What do you hope this new venue will bring to the Kronberg Academy?
I think this new venue will be an attraction for other artists. It will also be a great resource for our wonderful musicians working here.
The Casals Forum will create new ideas and give us new opportunities. For example, artists can now work with orchestras directly at the Kronberg Academy. This was not possible before, as we would often rent other halls, which was quite the difficult task.
What are your long goals for the Kronberg Academy?
Our next milestone will be a student dormitory being built on the site. It will complete our music campus so that the students can live, learn, practice, and perform on stage with renowned artists.
The plan is that, hopefully, the student dormitory can open its doors in 2025. This will be another exciting moment for all of us and a further step ahead for Kronberg Academy.
How important is a musician’s environment to their performance, career success, etc?
When we think about an environment, it is not only the building. We have to consider the surroundings as a whole. Kronberg, for one thing, is easy to reach — the train station is 200 meters. It is more or less in the middle of a beautiful park.
It is so important, as artists and musicians, to have the opportunity and environment to contemplate. So many things in our life are automated and sped up, but one needs ample time and peace to contemplate a Beethoven sonata.

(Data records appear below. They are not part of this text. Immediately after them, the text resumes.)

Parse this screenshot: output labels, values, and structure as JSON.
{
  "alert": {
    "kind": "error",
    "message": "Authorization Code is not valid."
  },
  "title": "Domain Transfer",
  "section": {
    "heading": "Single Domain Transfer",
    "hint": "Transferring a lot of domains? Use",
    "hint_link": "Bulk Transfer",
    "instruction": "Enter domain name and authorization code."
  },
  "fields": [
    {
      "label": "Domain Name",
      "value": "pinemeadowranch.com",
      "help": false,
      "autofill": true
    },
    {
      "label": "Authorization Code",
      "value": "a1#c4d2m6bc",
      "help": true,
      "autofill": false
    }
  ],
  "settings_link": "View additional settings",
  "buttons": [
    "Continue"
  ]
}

It’s important to understand that artists need more than just a perfect building and rooms. They need a setting that supports communication and makes its visitors feel safe. In general, an environment should inspire creation and productiveness, and we hope that is what the new Kronberg Academy accomplishes.
The city of Kronberg seems to fully embrace the Kronberg Academy and its musical culture. Can you tell us about the role in which the community plays?
The community is fully involved. For example, close to 200 young cellists are here right now and are mostly put up in private houses around the city. It’s wonderful that, over the 29 years, society is enjoying the festival and institution. I think that the musicians who come here have the feeling of being at home.
How did the Kronberg Academy adapt to COVID-19 and its negative impacts on the music industry? What are you looking forward to now that things are getting closer to normal?
We tried to go forward in these difficult times. Like many others, we used online techniques for teaching.
What we are focused most on now is welcoming the live audience back. I see that in several places, this task seems to be difficult, but luckily we don’t have to worry too much at the moment. I’m happy to report that most of the concerts are sold out, so we are positive for what’s to come.
From the pandemic, I think we were given an understanding of why music is so important for our society.
Lastly, can you name a favorite memory of yours at the Kronberg Academy?
That’s tough. Of course, there are so many special moments. I never will forget, in the beginning, my first conversation in Washington with Marta Casals Istomin — and how happy I was to receive her confidence in the institution’s mission. It was a strong push for me to go forward and start the Kronberg Academy.
Additionally, all of the wonderful moments with Mstislav Leopoldovich, who become really a friend, have proved to be a great inspiration.
All the wonderful artists who come here time and time again are an inspiration for me as well. There are very private moments, that I hold dear in my heart and will never forget.
To view the concert schedule for the 2022 Kronberg Festival, click here.